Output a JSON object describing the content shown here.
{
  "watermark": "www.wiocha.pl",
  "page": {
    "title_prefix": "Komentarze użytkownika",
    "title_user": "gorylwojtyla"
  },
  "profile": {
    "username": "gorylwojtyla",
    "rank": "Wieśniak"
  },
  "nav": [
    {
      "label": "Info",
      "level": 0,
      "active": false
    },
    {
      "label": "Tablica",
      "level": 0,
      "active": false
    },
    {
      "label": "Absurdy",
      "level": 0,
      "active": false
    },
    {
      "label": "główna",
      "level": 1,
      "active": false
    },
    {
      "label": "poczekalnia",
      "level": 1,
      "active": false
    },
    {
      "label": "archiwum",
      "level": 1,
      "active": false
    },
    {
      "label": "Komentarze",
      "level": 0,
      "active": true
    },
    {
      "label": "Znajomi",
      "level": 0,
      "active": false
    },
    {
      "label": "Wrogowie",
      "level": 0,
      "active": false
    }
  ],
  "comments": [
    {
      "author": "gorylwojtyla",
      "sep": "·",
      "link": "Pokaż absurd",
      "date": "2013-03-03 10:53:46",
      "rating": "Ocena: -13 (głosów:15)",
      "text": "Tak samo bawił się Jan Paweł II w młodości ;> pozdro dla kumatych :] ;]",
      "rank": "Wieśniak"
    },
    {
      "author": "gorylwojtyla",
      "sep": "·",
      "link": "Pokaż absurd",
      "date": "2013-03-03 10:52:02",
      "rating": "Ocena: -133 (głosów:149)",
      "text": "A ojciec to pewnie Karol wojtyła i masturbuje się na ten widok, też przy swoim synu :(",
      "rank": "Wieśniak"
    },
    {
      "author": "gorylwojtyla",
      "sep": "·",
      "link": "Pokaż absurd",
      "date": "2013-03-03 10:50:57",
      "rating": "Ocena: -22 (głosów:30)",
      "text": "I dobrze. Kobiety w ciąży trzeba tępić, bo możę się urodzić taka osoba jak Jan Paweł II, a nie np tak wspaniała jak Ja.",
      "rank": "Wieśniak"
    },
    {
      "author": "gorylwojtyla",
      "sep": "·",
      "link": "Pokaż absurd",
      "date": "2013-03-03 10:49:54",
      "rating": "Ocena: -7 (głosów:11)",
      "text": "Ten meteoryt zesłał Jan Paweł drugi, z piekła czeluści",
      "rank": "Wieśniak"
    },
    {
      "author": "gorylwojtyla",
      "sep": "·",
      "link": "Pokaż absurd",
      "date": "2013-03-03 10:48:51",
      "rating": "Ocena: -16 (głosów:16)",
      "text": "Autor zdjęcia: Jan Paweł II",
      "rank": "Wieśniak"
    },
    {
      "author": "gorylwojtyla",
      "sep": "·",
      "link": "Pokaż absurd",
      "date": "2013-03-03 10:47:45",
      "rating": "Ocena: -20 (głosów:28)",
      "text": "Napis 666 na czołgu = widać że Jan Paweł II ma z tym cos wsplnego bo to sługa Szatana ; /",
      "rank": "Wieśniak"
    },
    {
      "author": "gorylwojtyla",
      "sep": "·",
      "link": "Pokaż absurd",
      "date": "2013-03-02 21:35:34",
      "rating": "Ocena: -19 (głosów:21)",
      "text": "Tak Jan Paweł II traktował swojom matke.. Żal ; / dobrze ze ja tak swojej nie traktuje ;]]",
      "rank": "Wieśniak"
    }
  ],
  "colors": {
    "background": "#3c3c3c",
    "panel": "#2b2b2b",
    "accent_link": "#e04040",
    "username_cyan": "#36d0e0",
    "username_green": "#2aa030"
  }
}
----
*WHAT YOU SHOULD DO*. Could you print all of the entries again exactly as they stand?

*RESULT*.
Output a JSON object describing the content shown here.
{
  "watermark": "www.wiocha.pl",
  "page": {
    "title_prefix": "Komentarze użytkownika",
    "title_user": "gorylwojtyla"
  },
  "profile": {
    "username": "gorylwojtyla",
    "rank": "Wieśniak"
  },
  "nav": [
    {
      "label": "Info",
      "level": 0,
      "active": false
    },
    {
      "label": "Tablica",
      "level": 0,
      "active": false
    },
    {
      "label": "Absurdy",
      "level": 0,
      "active": false
    },
    {
      "label": "główna",
      "level": 1,
      "active": false
    },
    {
      "label": "poczekalnia",
      "level": 1,
      "active": false
    },
    {
      "label": "archiwum",
      "level": 1,
      "active": false
    },
    {
      "label": "Komentarze",
      "level": 0,
      "active": true
    },
    {
      "label": "Znajomi",
      "level": 0,
      "active": false
    },
    {
      "label": "Wrogowie",
      "level": 0,
      "active": false
    }
  ],
  "comments": [
    {
      "author": "gorylwojtyla",
      "sep": "·",
      "link": "Pokaż absurd",
      "date": "2013-03-03 10:53:46",
      "rating": "Ocena: -13 (głosów:15)",
      "text": "Tak samo bawił się Jan Paweł II w młodości ;> pozdro dla kumatych :] ;]",
      "rank": "Wieśniak"
    },
    {
      "author": "gorylwojtyla",
      "sep": "·",
      "link": "Pokaż absurd",
      "date": "2013-03-03 10:52:02",
      "rating": "Ocena: -133 (głosów:149)",
      "text": "A ojciec to pewnie Karol wojtyła i masturbuje się na ten widok, też przy swoim synu :(",
      "rank": "Wieśniak"
    },
    {
      "author": "gorylwojtyla",
      "sep": "·",
      "link": "Pokaż absurd",
      "date": "2013-03-03 10:50:57",
      "rating": "Ocena: -22 (głosów:30)",
      "text": "I dobrze. Kobiety w ciąży trzeba tępić, bo możę się urodzić taka osoba jak Jan Paweł II, a nie np tak wspaniała jak Ja.",
      "rank": "Wieśniak"
    },
    {
      "author": "gorylwojtyla",
      "sep": "·",
      "link": "Pokaż absurd",
      "date": "2013-03-03 10:49:54",
      "rating": "Ocena: -7 (głosów:11)",
      "text": "Ten meteoryt zesłał Jan Paweł drugi, z piekła czeluści",
      "rank": "Wieśniak"
    },
    {
      "author": "gorylwojtyla",
      "sep": "·",
      "link": "Pokaż absurd",
      "date": "2013-03-03 10:48:51",
      "rating": "Ocena: -16 (głosów:16)",
      "text": "Autor zdjęcia: Jan Paweł II",
      "rank": "Wieśniak"
    },
    {
      "author": "gorylwojtyla",
      "sep": "·",
      "link": "Pokaż absurd",
      "date": "2013-03-03 10:47:45",
      "rating": "Ocena: -20 (głosów:28)",
      "text": "Napis 666 na czołgu = widać że Jan Paweł II ma z tym cos wsplnego bo to sługa Szatana ; /",
      "rank": "Wieśniak"
    },
    {
      "author": "gorylwojtyla",
      "sep": "·",
      "link": "Pokaż absurd",
      "date": "2013-03-02 21:35:34",
      "rating": "Ocena: -19 (głosów:21)",
      "text": "Tak Jan Paweł II traktował swojom matke.. Żal ; / dobrze ze ja tak swojej nie traktuje ;]]",
      "rank": "Wieśniak"
    }
  ],
  "colors": {
    "background": "#3c3c3c",
    "panel": "#2b2b2b",
    "accent_link": "#e04040",
    "username_cyan": "#36d0e0",
    "username_green": "#2aa030"
  }
}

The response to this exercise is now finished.